Thursday, October 1, 2009

Living dangerously

Year, after year, after year.

RP to evacuate by force those in storm's path
MANILA, Philippines—The Philippine police said Thursday they will forcibly evacuate residents refusing to leave their homes in the direct path of an approaching strong typhoon.

The order for a "pre-emptive evacuation" was handed down by Defense Secretary Gilberto Teodoro "in line with our zero casualty target", said national police spokesman Leopoldo Bataoil....

"We will first appeal on them to leave but if we see that they are in immediate danger, we will forcibly carry them to evacuation centers," he said.
I caught the explanation of Secretary Teodoro on TV Patrol earlier tonight. He said the government will pre-emptively evacuate families especially the children to avoid further casualties. The adults who won't cooperate and elect to remain in vulnerable areas will be warned that the government could not guarantee succor when the storm comes, because of the extreme difficulty of conducting rescue operations that than cope with the expected super typhoon.

The move of Sec. Teodoro is definitely reasonable enough and deserves to be pursued in the interest of preventing another round of massive loss of lives.

At first glance one would easily deride the crazy stubbornness of people who refuse "pre-emptive evacuation", until you realize that these people choose to gamble their very lives to protect properties that took lifetimes to build. The term "washed-out" takes a new meaning these days, and it not only refers to the material aspect. Most of these people live near creeks, waterways and riverbanks that pose a clear and present danger to life and property every time typhoon comes, yet choices are severely limited for the very poor. Extremely dangerous, yes, but the daily lives of the poor are already precariously dangerous - with or without typhoons. There is always the daily epic struggle with hunger, sickness, neglect, and acts of nature. Among these, the acts of nature maybe the least feared by these poor people. One would hope that these poor people should be "forcibly carried" from grinding poverty to a life of basic decency, because they are living dangerously - year, after year, after year.

1 comment:

sunnyday said...

I thought this post was going to somewhat "ridicule" them for their apparent and (maybe to many of us) "illogical" preference to stay with and protect their belongings.

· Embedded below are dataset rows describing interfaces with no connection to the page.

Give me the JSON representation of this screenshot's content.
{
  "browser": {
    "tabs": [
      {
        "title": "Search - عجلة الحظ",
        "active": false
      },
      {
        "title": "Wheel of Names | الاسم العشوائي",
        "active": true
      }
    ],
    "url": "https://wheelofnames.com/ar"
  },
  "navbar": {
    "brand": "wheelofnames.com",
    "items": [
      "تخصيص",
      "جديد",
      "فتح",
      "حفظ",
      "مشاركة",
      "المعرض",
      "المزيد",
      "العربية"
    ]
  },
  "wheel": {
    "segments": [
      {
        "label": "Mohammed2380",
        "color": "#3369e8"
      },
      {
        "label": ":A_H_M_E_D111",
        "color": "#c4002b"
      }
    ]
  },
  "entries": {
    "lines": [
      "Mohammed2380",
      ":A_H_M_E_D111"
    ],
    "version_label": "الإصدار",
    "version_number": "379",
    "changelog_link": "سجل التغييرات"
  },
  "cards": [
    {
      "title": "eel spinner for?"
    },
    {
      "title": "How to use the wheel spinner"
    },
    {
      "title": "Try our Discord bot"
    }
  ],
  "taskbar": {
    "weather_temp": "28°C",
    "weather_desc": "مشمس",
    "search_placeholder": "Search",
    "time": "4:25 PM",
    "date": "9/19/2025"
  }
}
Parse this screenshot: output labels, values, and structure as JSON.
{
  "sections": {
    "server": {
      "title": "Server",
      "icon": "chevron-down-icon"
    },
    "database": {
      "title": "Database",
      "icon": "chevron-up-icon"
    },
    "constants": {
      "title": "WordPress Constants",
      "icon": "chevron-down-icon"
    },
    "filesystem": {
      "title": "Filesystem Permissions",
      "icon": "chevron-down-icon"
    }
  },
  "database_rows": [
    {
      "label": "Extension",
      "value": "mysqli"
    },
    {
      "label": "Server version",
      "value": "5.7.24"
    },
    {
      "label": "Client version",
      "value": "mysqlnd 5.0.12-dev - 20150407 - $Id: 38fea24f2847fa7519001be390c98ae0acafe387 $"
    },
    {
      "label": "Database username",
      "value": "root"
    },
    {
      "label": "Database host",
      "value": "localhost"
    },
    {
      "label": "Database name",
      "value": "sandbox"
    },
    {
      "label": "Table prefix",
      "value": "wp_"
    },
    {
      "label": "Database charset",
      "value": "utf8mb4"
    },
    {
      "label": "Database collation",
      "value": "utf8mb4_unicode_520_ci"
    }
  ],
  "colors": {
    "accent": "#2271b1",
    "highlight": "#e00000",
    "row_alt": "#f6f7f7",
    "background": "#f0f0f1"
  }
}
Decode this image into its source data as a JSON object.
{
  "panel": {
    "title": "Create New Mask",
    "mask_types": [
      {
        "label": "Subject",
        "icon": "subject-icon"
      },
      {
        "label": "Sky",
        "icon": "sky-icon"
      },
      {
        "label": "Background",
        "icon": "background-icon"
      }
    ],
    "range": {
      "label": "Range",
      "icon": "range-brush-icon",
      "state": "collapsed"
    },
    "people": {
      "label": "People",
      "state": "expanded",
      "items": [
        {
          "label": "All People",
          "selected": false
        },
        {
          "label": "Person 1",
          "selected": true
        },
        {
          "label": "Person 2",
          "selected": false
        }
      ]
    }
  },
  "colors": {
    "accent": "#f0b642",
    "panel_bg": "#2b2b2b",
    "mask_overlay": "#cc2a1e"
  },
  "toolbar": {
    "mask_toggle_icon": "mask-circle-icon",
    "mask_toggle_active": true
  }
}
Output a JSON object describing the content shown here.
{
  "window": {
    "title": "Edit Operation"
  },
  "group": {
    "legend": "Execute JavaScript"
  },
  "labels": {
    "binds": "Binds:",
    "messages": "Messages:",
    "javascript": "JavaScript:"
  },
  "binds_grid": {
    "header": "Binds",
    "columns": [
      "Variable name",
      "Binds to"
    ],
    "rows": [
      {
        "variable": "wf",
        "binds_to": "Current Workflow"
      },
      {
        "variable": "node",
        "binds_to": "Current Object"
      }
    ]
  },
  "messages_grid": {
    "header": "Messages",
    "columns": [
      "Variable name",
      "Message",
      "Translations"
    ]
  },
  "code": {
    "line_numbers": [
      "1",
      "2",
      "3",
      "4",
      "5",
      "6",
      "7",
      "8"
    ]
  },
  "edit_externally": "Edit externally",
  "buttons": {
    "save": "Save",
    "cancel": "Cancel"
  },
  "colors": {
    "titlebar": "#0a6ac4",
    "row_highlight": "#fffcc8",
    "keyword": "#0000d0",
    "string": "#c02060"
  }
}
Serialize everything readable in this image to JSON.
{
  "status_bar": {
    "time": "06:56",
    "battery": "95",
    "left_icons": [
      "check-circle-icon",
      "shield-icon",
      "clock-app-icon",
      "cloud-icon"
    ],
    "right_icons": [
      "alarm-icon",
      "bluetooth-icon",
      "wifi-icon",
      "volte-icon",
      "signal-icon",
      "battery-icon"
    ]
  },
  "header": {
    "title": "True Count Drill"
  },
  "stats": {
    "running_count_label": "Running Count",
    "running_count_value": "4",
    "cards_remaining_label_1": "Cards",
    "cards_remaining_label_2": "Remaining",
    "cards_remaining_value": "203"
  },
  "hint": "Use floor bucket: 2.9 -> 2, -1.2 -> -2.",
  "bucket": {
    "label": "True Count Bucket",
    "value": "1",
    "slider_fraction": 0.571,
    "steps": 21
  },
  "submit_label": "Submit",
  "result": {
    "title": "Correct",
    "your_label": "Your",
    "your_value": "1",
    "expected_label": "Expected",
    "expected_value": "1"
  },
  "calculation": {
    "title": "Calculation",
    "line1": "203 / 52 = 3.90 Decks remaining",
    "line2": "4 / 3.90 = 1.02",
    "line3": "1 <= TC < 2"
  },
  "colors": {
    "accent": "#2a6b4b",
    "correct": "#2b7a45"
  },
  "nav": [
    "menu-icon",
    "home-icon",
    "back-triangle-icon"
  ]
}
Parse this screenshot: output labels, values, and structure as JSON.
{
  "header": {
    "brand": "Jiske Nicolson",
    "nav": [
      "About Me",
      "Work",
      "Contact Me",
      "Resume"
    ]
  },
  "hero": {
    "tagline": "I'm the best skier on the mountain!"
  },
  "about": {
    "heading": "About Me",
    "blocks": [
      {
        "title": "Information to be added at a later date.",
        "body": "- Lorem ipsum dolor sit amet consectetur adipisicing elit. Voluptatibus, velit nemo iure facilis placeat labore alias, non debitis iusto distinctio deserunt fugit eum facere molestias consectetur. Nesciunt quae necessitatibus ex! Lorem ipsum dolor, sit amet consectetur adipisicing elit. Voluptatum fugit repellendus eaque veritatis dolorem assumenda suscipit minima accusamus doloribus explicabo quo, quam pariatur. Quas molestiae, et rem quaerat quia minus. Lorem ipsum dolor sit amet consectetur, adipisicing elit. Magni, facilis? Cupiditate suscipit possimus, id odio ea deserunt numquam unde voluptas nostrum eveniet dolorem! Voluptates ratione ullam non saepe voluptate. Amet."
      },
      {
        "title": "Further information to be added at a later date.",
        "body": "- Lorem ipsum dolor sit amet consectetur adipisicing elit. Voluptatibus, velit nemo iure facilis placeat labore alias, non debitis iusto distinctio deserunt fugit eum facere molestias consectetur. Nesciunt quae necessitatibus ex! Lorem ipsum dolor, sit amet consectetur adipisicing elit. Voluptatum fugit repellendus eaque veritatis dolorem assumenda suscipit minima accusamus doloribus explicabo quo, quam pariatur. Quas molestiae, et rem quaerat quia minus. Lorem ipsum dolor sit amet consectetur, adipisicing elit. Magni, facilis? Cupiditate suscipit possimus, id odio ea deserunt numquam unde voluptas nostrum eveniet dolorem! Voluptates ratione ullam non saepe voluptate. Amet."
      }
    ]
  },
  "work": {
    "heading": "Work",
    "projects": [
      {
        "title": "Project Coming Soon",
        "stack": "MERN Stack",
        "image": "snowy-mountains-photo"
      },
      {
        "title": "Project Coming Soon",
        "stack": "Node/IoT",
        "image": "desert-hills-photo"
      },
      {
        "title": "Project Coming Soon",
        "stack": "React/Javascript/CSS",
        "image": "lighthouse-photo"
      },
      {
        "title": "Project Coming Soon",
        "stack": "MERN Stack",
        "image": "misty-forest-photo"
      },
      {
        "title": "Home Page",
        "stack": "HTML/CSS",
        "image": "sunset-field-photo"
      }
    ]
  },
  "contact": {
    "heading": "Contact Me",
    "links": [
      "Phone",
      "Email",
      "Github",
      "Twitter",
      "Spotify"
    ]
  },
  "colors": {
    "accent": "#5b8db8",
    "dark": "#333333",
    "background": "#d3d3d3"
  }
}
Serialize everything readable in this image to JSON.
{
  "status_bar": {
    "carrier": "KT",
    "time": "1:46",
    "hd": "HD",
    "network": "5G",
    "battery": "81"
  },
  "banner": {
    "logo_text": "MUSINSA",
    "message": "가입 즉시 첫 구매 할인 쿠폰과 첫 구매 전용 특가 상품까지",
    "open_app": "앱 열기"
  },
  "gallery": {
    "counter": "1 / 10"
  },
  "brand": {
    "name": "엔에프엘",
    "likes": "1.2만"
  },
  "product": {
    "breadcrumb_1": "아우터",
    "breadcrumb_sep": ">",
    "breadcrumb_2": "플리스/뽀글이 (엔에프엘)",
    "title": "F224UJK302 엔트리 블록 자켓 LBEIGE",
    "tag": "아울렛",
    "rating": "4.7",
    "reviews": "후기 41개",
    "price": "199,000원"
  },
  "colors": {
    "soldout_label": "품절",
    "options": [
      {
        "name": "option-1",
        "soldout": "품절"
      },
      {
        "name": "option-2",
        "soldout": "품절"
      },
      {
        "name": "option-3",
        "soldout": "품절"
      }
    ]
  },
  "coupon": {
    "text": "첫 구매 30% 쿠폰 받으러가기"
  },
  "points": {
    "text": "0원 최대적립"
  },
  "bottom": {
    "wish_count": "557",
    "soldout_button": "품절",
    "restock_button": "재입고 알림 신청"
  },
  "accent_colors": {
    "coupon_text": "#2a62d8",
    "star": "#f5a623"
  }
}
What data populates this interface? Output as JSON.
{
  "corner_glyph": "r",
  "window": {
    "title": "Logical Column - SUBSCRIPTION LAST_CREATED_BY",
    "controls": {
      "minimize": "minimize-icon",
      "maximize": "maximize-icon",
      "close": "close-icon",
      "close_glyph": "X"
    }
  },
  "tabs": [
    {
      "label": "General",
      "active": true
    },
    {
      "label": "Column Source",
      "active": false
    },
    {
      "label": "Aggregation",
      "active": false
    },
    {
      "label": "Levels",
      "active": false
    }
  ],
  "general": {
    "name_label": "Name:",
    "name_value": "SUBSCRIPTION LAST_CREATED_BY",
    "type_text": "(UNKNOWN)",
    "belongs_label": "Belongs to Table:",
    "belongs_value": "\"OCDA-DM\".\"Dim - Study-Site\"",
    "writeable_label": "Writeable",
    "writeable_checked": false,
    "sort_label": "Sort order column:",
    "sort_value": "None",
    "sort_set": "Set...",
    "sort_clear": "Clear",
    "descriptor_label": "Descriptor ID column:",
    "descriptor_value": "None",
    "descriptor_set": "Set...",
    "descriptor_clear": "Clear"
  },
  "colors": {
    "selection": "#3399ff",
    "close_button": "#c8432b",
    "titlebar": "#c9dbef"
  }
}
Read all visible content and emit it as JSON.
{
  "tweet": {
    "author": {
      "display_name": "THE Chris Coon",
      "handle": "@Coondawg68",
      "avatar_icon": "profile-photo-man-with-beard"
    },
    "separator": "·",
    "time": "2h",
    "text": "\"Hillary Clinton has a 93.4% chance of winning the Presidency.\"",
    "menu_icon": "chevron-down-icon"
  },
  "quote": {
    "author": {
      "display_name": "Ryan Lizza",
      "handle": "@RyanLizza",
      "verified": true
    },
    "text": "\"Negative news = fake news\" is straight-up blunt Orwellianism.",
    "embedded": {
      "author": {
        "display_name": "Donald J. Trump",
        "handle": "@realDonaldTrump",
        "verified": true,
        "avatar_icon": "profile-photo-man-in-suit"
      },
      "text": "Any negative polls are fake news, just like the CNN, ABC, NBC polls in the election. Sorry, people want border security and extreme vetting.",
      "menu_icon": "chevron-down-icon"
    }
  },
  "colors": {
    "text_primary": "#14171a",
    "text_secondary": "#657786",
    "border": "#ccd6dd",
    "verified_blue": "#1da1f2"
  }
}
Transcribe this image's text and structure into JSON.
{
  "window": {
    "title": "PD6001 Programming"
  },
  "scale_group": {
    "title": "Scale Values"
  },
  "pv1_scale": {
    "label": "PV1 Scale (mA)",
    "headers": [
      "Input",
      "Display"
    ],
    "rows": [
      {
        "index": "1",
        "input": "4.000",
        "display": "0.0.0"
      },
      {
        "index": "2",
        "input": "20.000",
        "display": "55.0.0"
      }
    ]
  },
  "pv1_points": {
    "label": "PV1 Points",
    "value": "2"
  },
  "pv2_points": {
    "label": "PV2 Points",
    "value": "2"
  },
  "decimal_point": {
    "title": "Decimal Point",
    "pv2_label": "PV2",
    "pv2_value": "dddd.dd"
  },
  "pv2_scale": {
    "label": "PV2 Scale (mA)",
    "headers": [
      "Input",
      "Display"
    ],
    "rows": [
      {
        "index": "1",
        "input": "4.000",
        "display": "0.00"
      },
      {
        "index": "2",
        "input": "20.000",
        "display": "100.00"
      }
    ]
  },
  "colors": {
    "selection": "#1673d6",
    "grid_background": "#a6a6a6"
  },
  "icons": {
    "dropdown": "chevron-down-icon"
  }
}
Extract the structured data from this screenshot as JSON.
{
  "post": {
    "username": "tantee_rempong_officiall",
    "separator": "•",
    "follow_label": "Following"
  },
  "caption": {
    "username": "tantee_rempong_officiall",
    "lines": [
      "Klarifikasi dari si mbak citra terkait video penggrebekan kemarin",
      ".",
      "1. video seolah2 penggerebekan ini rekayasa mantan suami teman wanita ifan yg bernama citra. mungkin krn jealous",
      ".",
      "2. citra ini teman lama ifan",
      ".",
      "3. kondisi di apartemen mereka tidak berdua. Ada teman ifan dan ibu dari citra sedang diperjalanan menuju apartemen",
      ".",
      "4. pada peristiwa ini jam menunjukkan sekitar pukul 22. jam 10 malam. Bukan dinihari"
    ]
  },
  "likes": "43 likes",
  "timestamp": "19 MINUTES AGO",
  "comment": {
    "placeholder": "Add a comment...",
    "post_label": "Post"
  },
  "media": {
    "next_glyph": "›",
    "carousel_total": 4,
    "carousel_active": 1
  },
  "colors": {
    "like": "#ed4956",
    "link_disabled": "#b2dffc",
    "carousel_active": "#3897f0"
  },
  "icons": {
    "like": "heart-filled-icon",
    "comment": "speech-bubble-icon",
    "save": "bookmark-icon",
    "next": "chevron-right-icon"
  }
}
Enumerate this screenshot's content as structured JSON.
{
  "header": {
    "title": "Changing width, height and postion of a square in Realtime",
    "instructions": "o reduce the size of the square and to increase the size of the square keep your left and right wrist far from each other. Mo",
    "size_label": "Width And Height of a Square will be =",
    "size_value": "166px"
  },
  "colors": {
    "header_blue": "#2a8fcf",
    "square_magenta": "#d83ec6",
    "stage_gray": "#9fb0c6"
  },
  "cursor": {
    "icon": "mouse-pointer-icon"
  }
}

But the last paragraph makes sense. I can't say that I can relate with them; I can't understand how it feels to be in their situation. I can just understand a little if I imagined myself experiencing day after day their life. Not much more to lose by risking their lives protecting what they worked so hard for -- maybe this is their way of thinking?